WHICH BIG TEN TEAMS EARN THE MOST REVENUE?
Big Ten schools average $12.5 M from men’s basketball with a median of $13.7 M.
Wisconsin earned the most revenue from men’s basketball among Big Ten schools, with Indiana, Ohio St, and Michigan St not too far behind. These schools earned between 29-41% more revenue than the league average.
Four schools in the conference (Iowa, Penn St, Michigan, and Purdue) earned significantly below $10 M in men’s basketball revenues for the reporting year, ranging between $7.8-8.8 M.
OHIO STATE AND WISCONSIN THE MOST PROFITABLE
When you factor in expenses, Ohio St and Wisconsin are the only 2 schools that earned profits in excess of $10 M. Purdue again ranked last in the conference, earning only $2.6 M in men’s basketball profits.
For the conference, the average men’s basketball profits reported was $6.9 M and the median profits was $8.5 M.
|TEAM||MBB REV||MBB EXP||MBB PROFIT|
INDIANA AND ILLINOIS HAVE THE LARGEST “BASKETBALL SHARES”
With respect to what I’ve called the “basketball reliance” metric, the table below shows that Illinois and Indiana earned 26.9% and 24.1% of their “men’s sports revenue” from basketball.
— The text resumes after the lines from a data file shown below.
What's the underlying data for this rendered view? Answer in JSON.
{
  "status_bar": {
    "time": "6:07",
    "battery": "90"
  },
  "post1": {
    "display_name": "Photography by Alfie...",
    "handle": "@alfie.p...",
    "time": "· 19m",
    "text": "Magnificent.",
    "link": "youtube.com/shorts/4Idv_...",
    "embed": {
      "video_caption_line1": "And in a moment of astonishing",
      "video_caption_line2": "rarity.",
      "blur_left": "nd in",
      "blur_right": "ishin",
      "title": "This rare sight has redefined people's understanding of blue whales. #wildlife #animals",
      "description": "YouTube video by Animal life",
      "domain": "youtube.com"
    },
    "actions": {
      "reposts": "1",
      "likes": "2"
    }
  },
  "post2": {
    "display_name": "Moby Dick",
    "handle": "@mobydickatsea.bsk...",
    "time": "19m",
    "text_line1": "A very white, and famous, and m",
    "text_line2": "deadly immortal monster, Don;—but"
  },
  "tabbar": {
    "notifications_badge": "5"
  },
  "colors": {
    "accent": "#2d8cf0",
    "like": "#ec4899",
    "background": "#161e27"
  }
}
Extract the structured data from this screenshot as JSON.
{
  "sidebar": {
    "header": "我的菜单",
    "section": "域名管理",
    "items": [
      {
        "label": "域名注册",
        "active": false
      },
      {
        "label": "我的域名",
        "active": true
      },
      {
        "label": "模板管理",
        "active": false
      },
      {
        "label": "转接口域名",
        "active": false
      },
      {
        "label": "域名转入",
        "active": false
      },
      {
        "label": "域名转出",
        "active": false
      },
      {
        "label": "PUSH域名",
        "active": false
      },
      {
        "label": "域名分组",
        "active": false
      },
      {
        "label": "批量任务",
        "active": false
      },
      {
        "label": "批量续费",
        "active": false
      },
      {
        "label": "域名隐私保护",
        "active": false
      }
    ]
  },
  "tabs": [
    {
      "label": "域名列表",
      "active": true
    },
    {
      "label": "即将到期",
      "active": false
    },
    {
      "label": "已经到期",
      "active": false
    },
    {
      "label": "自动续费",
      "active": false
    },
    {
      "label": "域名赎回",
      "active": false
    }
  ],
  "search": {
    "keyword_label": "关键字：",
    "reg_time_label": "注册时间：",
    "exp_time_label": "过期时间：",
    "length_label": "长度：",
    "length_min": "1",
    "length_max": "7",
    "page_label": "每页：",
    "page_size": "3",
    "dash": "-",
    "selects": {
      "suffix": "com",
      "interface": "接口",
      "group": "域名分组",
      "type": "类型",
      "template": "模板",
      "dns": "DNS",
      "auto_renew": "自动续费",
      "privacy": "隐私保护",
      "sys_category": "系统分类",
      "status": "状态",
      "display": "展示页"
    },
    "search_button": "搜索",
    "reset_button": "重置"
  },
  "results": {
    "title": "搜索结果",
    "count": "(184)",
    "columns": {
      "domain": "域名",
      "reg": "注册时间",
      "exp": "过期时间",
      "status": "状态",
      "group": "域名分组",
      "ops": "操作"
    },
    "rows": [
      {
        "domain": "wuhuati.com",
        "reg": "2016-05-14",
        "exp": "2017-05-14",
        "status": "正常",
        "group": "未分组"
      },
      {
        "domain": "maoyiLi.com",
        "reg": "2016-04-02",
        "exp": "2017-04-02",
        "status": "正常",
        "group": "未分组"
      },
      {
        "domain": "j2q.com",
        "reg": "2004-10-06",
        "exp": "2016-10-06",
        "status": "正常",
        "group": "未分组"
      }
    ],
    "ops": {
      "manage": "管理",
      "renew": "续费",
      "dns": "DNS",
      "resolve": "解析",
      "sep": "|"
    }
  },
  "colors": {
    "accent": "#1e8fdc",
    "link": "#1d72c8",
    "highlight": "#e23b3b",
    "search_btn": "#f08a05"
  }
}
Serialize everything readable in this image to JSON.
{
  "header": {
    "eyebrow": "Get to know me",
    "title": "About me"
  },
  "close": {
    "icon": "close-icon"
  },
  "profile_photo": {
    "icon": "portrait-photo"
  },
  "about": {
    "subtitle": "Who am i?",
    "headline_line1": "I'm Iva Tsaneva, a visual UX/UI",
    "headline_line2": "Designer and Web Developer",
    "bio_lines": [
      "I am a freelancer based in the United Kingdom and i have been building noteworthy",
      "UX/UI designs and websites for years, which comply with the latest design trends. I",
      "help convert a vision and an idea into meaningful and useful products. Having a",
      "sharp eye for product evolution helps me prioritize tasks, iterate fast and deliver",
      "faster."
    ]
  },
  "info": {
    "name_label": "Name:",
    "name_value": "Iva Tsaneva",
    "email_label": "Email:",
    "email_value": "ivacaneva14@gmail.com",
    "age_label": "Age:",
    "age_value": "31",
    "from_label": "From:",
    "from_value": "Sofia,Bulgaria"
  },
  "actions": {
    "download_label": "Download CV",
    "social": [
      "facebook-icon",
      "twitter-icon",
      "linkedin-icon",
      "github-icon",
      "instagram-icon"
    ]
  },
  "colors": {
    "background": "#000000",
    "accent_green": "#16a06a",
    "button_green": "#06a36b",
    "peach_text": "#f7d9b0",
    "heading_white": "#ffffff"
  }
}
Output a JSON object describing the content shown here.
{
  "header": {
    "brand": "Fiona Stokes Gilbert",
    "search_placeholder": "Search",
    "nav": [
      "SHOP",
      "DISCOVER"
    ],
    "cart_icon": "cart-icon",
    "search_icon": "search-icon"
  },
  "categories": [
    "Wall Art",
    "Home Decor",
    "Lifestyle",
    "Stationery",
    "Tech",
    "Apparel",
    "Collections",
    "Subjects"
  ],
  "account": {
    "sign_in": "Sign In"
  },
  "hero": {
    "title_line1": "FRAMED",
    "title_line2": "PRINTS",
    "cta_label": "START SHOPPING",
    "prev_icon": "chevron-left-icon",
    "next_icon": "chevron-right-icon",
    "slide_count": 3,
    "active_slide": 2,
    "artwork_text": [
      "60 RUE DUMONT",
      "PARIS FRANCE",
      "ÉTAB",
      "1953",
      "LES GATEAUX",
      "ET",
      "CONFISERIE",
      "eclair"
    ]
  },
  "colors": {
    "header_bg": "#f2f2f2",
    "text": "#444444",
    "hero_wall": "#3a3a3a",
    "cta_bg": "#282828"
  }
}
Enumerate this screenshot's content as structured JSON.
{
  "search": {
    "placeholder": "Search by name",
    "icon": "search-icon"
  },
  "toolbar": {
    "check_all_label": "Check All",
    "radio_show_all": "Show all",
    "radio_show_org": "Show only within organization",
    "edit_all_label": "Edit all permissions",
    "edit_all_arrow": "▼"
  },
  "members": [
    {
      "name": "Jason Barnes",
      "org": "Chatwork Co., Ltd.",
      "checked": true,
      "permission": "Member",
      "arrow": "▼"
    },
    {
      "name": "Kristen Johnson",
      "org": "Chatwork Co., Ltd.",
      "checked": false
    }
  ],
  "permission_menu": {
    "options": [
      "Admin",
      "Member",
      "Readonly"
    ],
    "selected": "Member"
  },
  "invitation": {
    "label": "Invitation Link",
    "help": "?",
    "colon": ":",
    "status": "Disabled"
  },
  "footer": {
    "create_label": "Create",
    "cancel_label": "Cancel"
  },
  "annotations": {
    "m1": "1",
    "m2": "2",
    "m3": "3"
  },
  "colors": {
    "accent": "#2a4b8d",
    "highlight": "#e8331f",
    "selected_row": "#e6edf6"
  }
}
The only other schools with “basketball revenue shares” greater than 20% were Northwestern and Michigan State.
|MBB REV AS|
|TEAM||MBB REV||TOT REV||% OF TOT REV|
In short, the data shows that the typical Big Ten school earned roughly 17% of its “men’s sports revenue” from men’s basketball.
Schools like Michigan, Penn St, and Iowa received less than 10% of their overall men’s revenues from basketball, largely because of the relative disparity between their revenue-generating ability in football relative to their basketball programs.
To this point:
|TEAM||MBB REV||FB REV||FB REV / MBB REV|
This shows that (a) the average football revenue for Big Ten schools was $40.6 M per school, and (b) Big Ten schools averaged $364 in football revenue for every $100 in men’s basketball revenue.
Penn St, Michigan, and Iowa were the only schools to earn at least 5 times more football revenue than men’s basketball revenue.
REVENUE GROWTH FOR THE CONFERENCE
|Total Rev – Men+Women Sports||$656,351,301||$493,419,907||1.33|
|MBB Rev as % of Total||21.0%||6.7%||3.14|
|WBB Rev as % of Total||1.3%||2.0%||0.67|
|Basketball as % of Total||22.3%||11.5%||1.94|
Comparing aggregate conference revenue data from 2003 to 2009 and controlling for inflation by measuring both years in constant 2009 dollars, we can surmise that:
- Men’s basketball revenues have grown roughly 214% during that span while women’s basketball revenues have shrunk by 33%;
- Men’s and women’s basketball comprised 22.3% of aggregate revenue from men’s and women’s sports in 2009, significantly up from 11.5% in 2003.
One must surmise that the creation of The Big Ten Network has had a significant impact on the growth of men’s basketball revenues.
BIG TEN TOURNAMENT – A WEAKER DRAW AMONG BCS CONFERENCES
Lastly, based on attendance data from the NCAA for the 2009-2010 season:
- The Big Ten tournament ranked 5th in average attendance per session in 2010 with 16,325 fans per session (ACC, Big East, Big 12, and SEC Tournaments all had higher attendances per session);
This stands in contrast to the regular season, where in 2009-2010 the Big Ten was the only conference with an average attendance in excess of 12,000 fans per game.
All in all, and likely in large part to the creation of The Big Ten Network, the Big Ten’s men’s basketball revenues are among the best in the nation.
Many thanks to Saint Louis University Sports Business students Bryan Beasley, Jacob Fish, Brett Goldman, Jeff Tiedman, Jordan Erk, and Andrew Moses for their contributions to this article.
Follow Patrick on Twitter @ SportsDocRock or visit www.patrickrishe.net